What if the next big thing in tech does not arrive on your smartphone or in the cloud? What if it lands on your plate?
That idea is enticing a wide group of venture capitalists in Silicon Valley into making big bets on food.
In some cases, the goal is to connect restaurants with food purveyors, or to create on-demand delivery services from local farms, or ready-to-cook dinner kits. In others, the goal is to invent new foods, like creating cheese, meat and egg substitutes from plants. Since this is Silicon Valley money, though, the ultimate goal is often nothing short of grand: transforming the food industry.
“Part of the reason you’re seeing all these V.C.’s get interested in this is the food industry is not only is it massive, but like the energy industry, it is terribly broken in terms of its impact on the environment, health, animals,” said Josh Tetrick, founder and chief executive of Hampton Creek Foods, a start-up making egg alternatives.
Some investors say food-related start-ups fit into their sustainability portfolios, alongside solar energy or electric cars, because they aim to reduce the toll on the environment of producing animal products. For others, they fit alongside health investments like fitness devices and heart rate monitoring apps.
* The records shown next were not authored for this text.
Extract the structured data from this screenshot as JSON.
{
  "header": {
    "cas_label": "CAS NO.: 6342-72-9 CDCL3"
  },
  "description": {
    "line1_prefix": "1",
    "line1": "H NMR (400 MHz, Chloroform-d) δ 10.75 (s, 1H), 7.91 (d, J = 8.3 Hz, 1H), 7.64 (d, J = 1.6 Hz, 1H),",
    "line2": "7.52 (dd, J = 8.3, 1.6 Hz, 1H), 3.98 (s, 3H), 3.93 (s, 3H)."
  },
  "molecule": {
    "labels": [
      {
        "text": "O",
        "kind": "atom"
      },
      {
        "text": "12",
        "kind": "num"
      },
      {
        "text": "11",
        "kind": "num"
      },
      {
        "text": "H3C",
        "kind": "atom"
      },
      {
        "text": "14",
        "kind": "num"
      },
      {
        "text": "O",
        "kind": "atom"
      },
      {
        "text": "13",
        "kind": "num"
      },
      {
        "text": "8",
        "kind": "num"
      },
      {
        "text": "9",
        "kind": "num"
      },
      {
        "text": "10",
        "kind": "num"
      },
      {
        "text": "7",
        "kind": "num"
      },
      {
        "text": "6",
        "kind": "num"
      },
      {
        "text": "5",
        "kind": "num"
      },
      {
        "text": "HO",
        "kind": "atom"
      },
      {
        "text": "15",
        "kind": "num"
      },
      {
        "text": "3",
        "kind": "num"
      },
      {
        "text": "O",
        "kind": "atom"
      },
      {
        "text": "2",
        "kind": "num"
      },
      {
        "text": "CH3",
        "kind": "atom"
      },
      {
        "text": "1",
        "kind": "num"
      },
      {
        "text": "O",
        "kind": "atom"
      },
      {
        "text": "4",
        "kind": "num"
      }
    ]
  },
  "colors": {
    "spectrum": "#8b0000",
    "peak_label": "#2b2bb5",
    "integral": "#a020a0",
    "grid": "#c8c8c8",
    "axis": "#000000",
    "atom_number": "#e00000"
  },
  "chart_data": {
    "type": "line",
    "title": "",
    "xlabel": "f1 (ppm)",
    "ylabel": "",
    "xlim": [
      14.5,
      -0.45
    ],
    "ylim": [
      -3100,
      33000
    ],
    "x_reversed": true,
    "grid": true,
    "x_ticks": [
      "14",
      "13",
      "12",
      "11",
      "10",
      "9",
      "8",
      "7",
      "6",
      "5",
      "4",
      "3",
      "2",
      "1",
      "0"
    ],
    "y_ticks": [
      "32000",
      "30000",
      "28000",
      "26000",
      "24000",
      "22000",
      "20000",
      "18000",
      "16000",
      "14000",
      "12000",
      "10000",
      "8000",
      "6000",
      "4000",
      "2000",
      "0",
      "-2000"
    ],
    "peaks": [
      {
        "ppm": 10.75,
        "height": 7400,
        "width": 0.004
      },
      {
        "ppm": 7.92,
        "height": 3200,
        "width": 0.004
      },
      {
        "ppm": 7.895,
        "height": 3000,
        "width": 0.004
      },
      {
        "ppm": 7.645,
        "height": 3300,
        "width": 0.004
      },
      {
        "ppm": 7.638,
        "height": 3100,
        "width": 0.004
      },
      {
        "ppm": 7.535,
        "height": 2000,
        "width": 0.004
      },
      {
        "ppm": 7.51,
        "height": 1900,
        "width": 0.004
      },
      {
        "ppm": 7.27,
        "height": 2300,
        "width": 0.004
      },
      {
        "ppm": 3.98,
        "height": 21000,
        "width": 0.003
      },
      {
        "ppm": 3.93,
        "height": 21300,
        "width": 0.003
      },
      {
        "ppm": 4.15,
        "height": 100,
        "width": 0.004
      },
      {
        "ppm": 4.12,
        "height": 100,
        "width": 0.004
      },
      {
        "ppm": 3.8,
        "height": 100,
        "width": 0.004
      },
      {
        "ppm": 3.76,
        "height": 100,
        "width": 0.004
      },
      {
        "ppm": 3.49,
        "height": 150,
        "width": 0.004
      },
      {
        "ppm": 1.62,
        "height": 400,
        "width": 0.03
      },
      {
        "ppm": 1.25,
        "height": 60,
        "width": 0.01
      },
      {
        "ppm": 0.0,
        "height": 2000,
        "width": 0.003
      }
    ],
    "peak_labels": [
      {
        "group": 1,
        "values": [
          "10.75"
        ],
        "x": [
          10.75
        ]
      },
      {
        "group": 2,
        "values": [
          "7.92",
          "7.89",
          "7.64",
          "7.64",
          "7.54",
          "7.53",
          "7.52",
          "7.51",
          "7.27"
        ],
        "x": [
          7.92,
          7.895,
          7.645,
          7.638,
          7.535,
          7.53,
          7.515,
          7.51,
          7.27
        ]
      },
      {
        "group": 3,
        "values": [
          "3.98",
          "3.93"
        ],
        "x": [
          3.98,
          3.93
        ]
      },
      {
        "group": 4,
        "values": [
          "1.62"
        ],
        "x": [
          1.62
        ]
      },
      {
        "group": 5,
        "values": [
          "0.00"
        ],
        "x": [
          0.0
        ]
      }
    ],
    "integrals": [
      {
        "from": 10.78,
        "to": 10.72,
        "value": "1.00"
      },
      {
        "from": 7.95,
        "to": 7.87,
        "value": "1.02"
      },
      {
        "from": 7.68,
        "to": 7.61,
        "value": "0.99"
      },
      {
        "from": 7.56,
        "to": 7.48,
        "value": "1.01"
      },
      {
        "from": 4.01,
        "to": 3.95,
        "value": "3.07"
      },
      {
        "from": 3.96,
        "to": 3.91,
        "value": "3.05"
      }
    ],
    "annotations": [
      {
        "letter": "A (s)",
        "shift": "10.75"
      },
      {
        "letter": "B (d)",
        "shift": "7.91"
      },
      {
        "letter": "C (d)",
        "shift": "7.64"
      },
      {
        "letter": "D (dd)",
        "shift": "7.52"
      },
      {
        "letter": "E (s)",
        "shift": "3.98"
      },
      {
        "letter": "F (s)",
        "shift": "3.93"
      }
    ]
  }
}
Still others are eager to tackle a real-world problem, instead of building virtual farming games or figuring out ways to get people to click on ads.